The estimation problem of ARMA model is discussed under settings where the invertibility is not fulfilled. New algorithms are proposed to deal with non-invertibility difficulty and computational explosion difficulty. The methods developed are useful for the sinusoidal time series data where the frequency is unknown. This facilitates the application of the ARMA method to biomedicine and meteorology such as breathing motion data obtained during radiation therapy.
Chi Tim, Ng’s work is supported by National Research Foundation of Korea (NRF) grant funded by the Korea government (MSIP) (No. NRF-2017R1C1B2011652).
The RMSE of coefficients (
ARMA | ARMAeta | ||||
---|---|---|---|---|---|
RMSE | RMSE | RMSE | RMSE | ||
4 | 100 | 1.2098 | 0.9529 | 0.0714 | 0.0572 |
300 | 1.2292 | 0.9467 | 0.0413 | 0.0350 | |
600 | 1.2227 | 0.9464 | 0.0418 | 0.0286 | |
1500 | 1.1796 | 0.9663 | 0.0390 | 0.0495 | |
6 | 100 | 1.0972 | 0.9697 | 0.0297 | 0.0038 |
300 | 1.1268 | 0.9651 | 0.0183 | 0.0027 | |
600 | 1.1357 | 0.9638 | 0.0342 | 0.0029 | |
1500 | 1.1204 | 0.9624 | 0.0609 | 0.0024 | |
8 | 100 | 1.0189 | 1.0308 | 0.0035 | 0.0019 |

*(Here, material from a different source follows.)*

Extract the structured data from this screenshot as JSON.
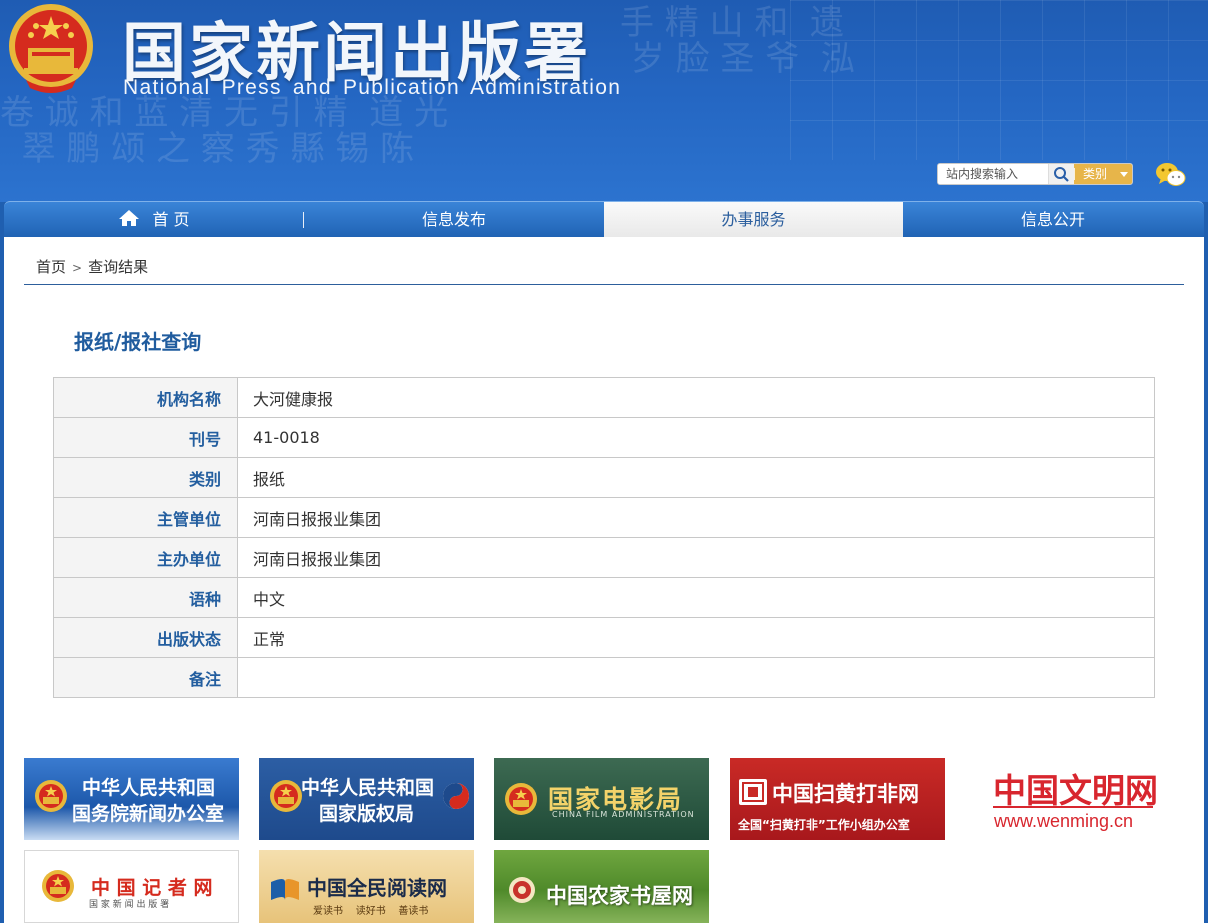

300 | 1.0055 | 1.0227 | 0.0055 | 0.0014 | |
600 | 1.0614 | 0.9825 | 0.0090 | 0.0015 | |
1500 | 1.1555 | 0.9217 | 0.0095 | 0.0014 |
ARMA is obtained by arima function in R and ARMAeta is obtained by Procedure 3. RMSE = relative mean square error.
The RMSE of coefficients 2
ARMAeta | |||||
---|---|---|---|---|---|
RMSE | RMSE | RMSE | RMSE | ||
4 | 100 | 0.0079 | 0.0149 | ||
300 | 0.0096 | 0.0199 | |||
600 | 0.0639 | 0.0416 | |||
1500 | 0.1019 | 0.0613 | |||
6 | 100 | 0.0723 | 0.0688 | 0.0498 | |
300 | 0.1605 | 0.1197 | 0.1184 | ||
600 | 0.1687 | 0.1152 | 0.0850 | ||
1500 | 0.1836 | 0.1409 | 0.1101 | ||
8 | 100 | 0.1724 | 0.0836 | 0.8350 | 0.0656 |
300 | 0.2106 | 0.1068 | 0.1007 | 0.0737 | |
600 | 0.2078 | 0.1068 | 0.0989 | 0.0695 | |
1500 | 0.2104 | 0.1119 | 0.0969 | 0.0617 |
ARMAeta is fitted by Procedure 3 and 2
The BIC values of ARMAeta models for the sunspot data
Models | ARMAeta(2, 2) | ARMAeta(4, 4) | ARMAeta(6, 6) | ARMAeta(8, 8) |
---|---|---|---|---|
BIC | 55112.43 | 55498.78 | 69445.98 | 176840.6 |
BIC = Bayesian information criterion.
The coefficients (
1 | 2 | 3 | 4 | 5 | 6 | 7 | 8 | ||
---|---|---|---|---|---|---|---|---|---|
ARMAeta(2, 2) | −1.9967 | 0.9993 | |||||||
−1.9986 | 1.0019 | ||||||||
0.0511 | |||||||||
ARMAeta(4, 4) | −3.8922 | 5.7861 | −3.8929 | 1.0004 | |||||
−3.8927 | 5.7862 | −3.8929 | 1.0001 | ||||||
0.0565 | 0.3249 | ||||||||
ARMAeta(6, 6) | −5.6313 | 13.5533 | −17.8440 | 13.6633 | −5.6313 | 0.9990 | |||
−5.6313 | 13.5533 | −17.8439 | 13.5533 | −5.6312 | 0.9990 | ||||
2.051 × 10^{−16} | 0.3334 | 0.5162 | |||||||
ARMAeta(8, 8) | −7.0733 | 22.6740 | −43.0201 | 52.8390 | −43.0201 | 22.6739 | −7.0733 | 1 | |
−7.0733 | 22.6740 | −43.0201 | 52.8390 | −43.0201 | 22.6739 | −7.0733 | 1 | ||
0.0498 | 0.3247 | 0.5174 | 0.7655 |